┌─ Raw data

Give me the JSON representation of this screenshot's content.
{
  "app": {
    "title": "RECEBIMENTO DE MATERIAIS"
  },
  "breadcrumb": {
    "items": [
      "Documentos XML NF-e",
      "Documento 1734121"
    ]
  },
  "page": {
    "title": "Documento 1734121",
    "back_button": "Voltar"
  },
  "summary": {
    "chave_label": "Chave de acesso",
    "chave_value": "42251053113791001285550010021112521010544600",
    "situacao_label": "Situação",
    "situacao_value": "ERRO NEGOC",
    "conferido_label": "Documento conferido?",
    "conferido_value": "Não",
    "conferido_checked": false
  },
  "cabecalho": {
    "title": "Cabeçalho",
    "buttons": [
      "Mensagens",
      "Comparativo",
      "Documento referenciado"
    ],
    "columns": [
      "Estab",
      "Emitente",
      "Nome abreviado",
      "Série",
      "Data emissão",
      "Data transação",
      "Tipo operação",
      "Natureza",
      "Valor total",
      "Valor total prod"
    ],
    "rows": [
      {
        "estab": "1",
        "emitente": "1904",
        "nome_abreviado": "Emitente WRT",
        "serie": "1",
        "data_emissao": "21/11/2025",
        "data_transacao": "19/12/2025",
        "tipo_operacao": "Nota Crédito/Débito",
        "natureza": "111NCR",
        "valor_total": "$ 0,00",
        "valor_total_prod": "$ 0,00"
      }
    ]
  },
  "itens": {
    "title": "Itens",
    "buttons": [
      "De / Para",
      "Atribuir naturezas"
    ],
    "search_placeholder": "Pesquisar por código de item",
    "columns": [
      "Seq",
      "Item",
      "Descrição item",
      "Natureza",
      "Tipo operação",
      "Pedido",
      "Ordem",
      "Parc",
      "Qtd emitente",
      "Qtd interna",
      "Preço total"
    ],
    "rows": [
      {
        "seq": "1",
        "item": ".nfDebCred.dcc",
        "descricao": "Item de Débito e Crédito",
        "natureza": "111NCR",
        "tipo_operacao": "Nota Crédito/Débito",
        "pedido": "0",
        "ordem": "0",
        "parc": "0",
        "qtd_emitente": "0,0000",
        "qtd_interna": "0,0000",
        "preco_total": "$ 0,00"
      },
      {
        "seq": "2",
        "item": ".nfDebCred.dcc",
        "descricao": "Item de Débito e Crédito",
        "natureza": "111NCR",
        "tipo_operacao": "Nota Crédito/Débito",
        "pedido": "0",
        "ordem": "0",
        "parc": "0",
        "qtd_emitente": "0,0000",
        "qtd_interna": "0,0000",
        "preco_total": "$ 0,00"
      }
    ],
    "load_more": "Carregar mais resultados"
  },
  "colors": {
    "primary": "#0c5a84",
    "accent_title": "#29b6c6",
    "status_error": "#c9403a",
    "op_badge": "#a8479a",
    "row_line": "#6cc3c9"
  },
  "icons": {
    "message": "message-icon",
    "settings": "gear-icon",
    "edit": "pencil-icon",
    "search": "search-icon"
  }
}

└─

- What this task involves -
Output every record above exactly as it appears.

- Written response -
Give me the JSON representation of this screenshot's content.
{
  "app": {
    "title": "RECEBIMENTO DE MATERIAIS"
  },
  "breadcrumb": {
    "items": [
      "Documentos XML NF-e",
      "Documento 1734121"
    ]
  },
  "page": {
    "title": "Documento 1734121",
    "back_button": "Voltar"
  },
  "summary": {
    "chave_label": "Chave de acesso",
    "chave_value": "42251053113791001285550010021112521010544600",
    "situacao_label": "Situação",
    "situacao_value": "ERRO NEGOC",
    "conferido_label": "Documento conferido?",
    "conferido_value": "Não",
    "conferido_checked": false
  },
  "cabecalho": {
    "title": "Cabeçalho",
    "buttons": [
      "Mensagens",
      "Comparativo",
      "Documento referenciado"
    ],
    "columns": [
      "Estab",
      "Emitente",
      "Nome abreviado",
      "Série",
      "Data emissão",
      "Data transação",
      "Tipo operação",
      "Natureza",
      "Valor total",
      "Valor total prod"
    ],
    "rows": [
      {
        "estab": "1",
        "emitente": "1904",
        "nome_abreviado": "Emitente WRT",
        "serie": "1",
        "data_emissao": "21/11/2025",
        "data_transacao": "19/12/2025",
        "tipo_operacao": "Nota Crédito/Débito",
        "natureza": "111NCR",
        "valor_total": "$ 0,00",
        "valor_total_prod": "$ 0,00"
      }
    ]
  },
  "itens": {
    "title": "Itens",
    "buttons": [
      "De / Para",
      "Atribuir naturezas"
    ],
    "search_placeholder": "Pesquisar por código de item",
    "columns": [
      "Seq",
      "Item",
      "Descrição item",
      "Natureza",
      "Tipo operação",
      "Pedido",
      "Ordem",
      "Parc",
      "Qtd emitente",
      "Qtd interna",
      "Preço total"
    ],
    "rows": [
      {
        "seq": "1",
        "item": ".nfDebCred.dcc",
        "descricao": "Item de Débito e Crédito",
        "natureza": "111NCR",
        "tipo_operacao": "Nota Crédito/Débito",
        "pedido": "0",
        "ordem": "0",
        "parc": "0",
        "qtd_emitente": "0,0000",
        "qtd_interna": "0,0000",
        "preco_total": "$ 0,00"
      },
      {
        "seq": "2",
        "item": ".nfDebCred.dcc",
        "descricao": "Item de Débito e Crédito",
        "natureza": "111NCR",
        "tipo_operacao": "Nota Crédito/Débito",
        "pedido": "0",
        "ordem": "0",
        "parc": "0",
        "qtd_emitente": "0,0000",
        "qtd_interna": "0,0000",
        "preco_total": "$ 0,00"
      }
    ],
    "load_more": "Carregar mais resultados"
  },
  "colors": {
    "primary": "#0c5a84",
    "accent_title": "#29b6c6",
    "status_error": "#c9403a",
    "op_badge": "#a8479a",
    "row_line": "#6cc3c9"
  },
  "icons": {
    "message": "message-icon",
    "settings": "gear-icon",
    "edit": "pencil-icon",
    "search": "search-icon"
  }
}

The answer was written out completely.